### [Activity]
No pictures should appear in the copy; otherwise retype the entries exactly.

### [Data extracts]
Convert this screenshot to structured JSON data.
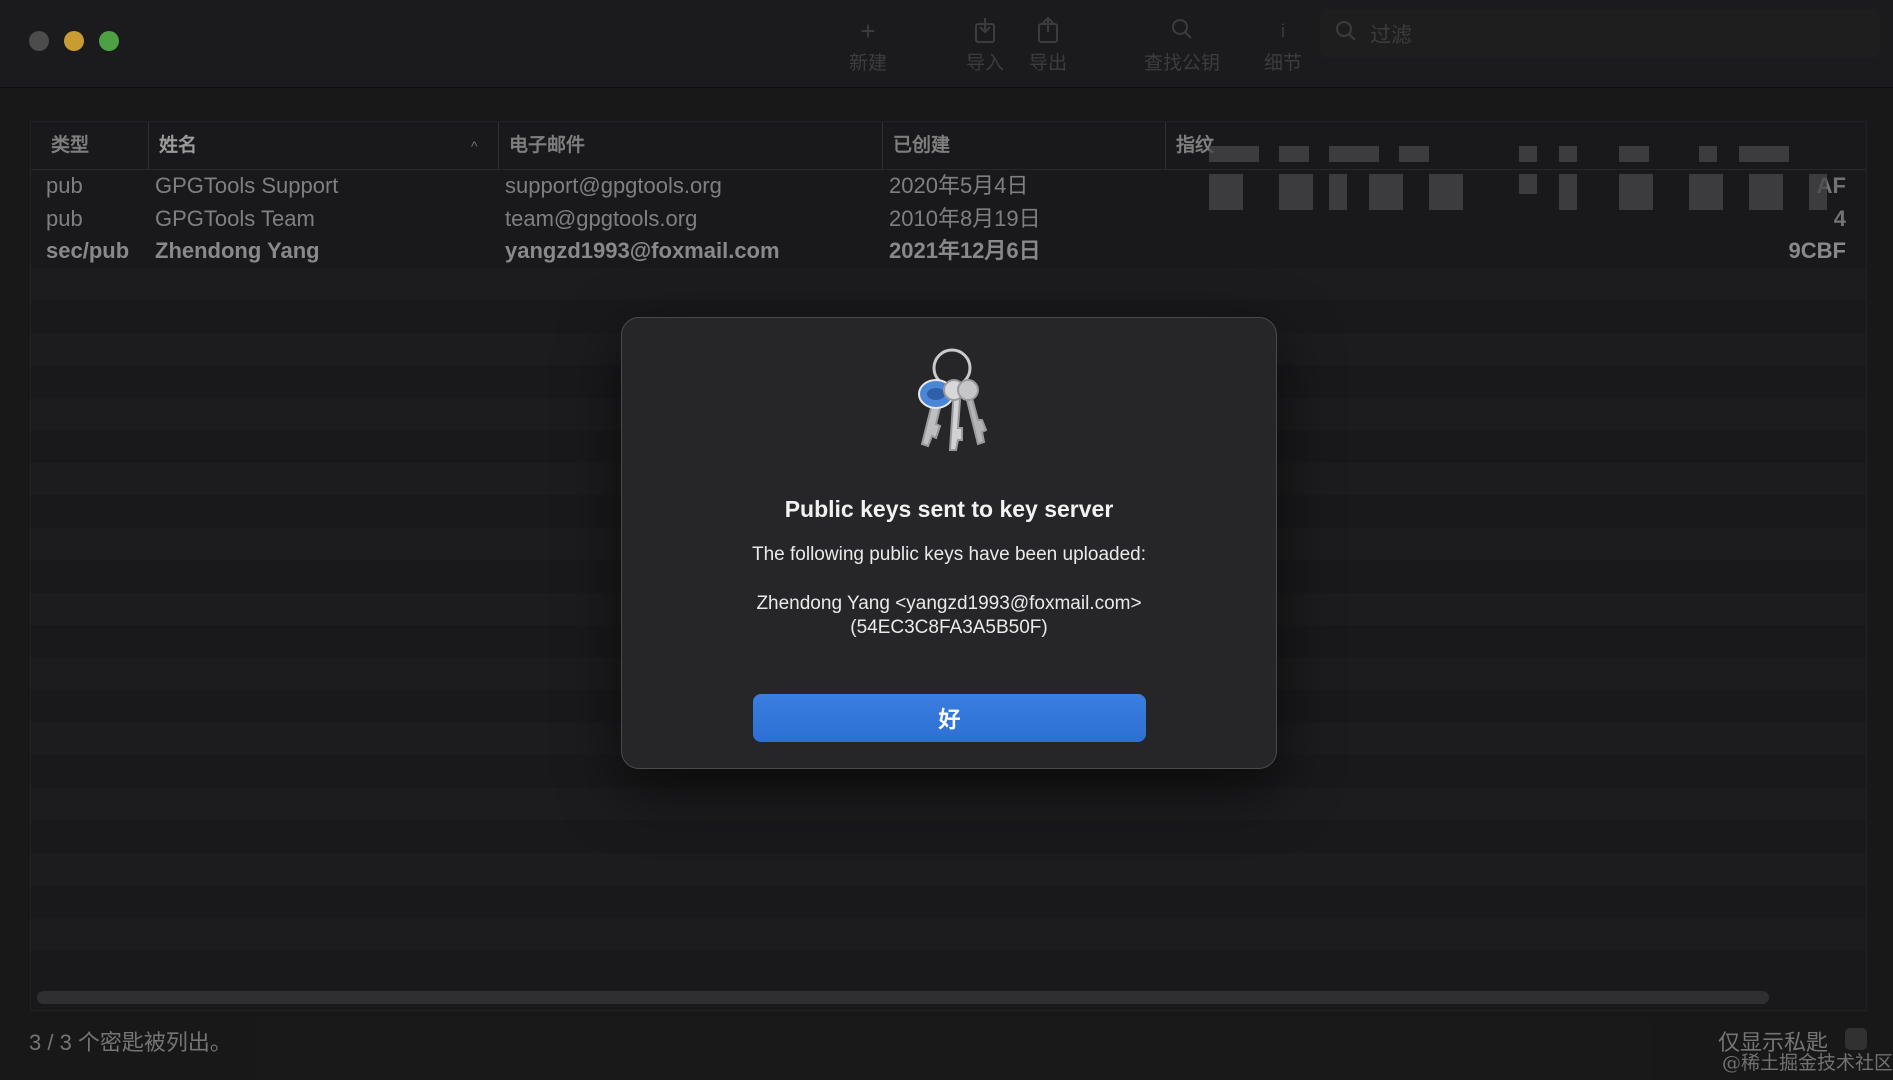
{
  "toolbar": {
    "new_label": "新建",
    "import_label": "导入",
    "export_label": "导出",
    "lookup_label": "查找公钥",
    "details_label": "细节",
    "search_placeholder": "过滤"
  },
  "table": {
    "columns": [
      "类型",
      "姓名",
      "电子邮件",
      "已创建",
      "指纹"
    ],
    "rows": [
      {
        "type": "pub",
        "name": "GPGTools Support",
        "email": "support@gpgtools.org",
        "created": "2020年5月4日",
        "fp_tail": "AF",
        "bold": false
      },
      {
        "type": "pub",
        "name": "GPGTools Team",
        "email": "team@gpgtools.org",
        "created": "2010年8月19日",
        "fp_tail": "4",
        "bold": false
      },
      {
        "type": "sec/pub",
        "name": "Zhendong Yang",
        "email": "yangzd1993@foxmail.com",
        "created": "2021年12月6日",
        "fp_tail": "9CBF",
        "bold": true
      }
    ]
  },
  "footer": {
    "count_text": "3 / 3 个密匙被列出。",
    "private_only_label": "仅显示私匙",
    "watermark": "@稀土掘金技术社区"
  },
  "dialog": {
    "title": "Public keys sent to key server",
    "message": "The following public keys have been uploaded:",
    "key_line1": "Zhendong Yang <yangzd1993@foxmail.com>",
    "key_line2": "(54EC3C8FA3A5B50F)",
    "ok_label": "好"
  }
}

### [Exercise answer]
Convert this screenshot to structured JSON data.
{
  "toolbar": {
    "new_label": "新建",
    "import_label": "导入",
    "export_label": "导出",
    "lookup_label": "查找公钥",
    "details_label": "细节",
    "search_placeholder": "过滤"
  },
  "table": {
    "columns": [
      "类型",
      "姓名",
      "电子邮件",
      "已创建",
      "指纹"
    ],
    "rows": [
      {
        "type": "pub",
        "name": "GPGTools Support",
        "email": "support@gpgtools.org",
        "created": "2020年5月4日",
        "fp_tail": "AF",
        "bold": false
      },
      {
        "type": "pub",
        "name": "GPGTools Team",
        "email": "team@gpgtools.org",
        "created": "2010年8月19日",
        "fp_tail": "4",
        "bold": false
      },
      {
        "type": "sec/pub",
        "name": "Zhendong Yang",
        "email": "yangzd1993@foxmail.com",
        "created": "2021年12月6日",
        "fp_tail": "9CBF",
        "bold": true
      }
    ]
  },
  "footer": {
    "count_text": "3 / 3 个密匙被列出。",
    "private_only_label": "仅显示私匙",
    "watermark": "@稀土掘金技术社区"
  },
  "dialog": {
    "title": "Public keys sent to key server",
    "message": "The following public keys have been uploaded:",
    "key_line1": "Zhendong Yang <yangzd1993@foxmail.com>",
    "key_line2": "(54EC3C8FA3A5B50F)",
    "ok_label": "好"
  }
}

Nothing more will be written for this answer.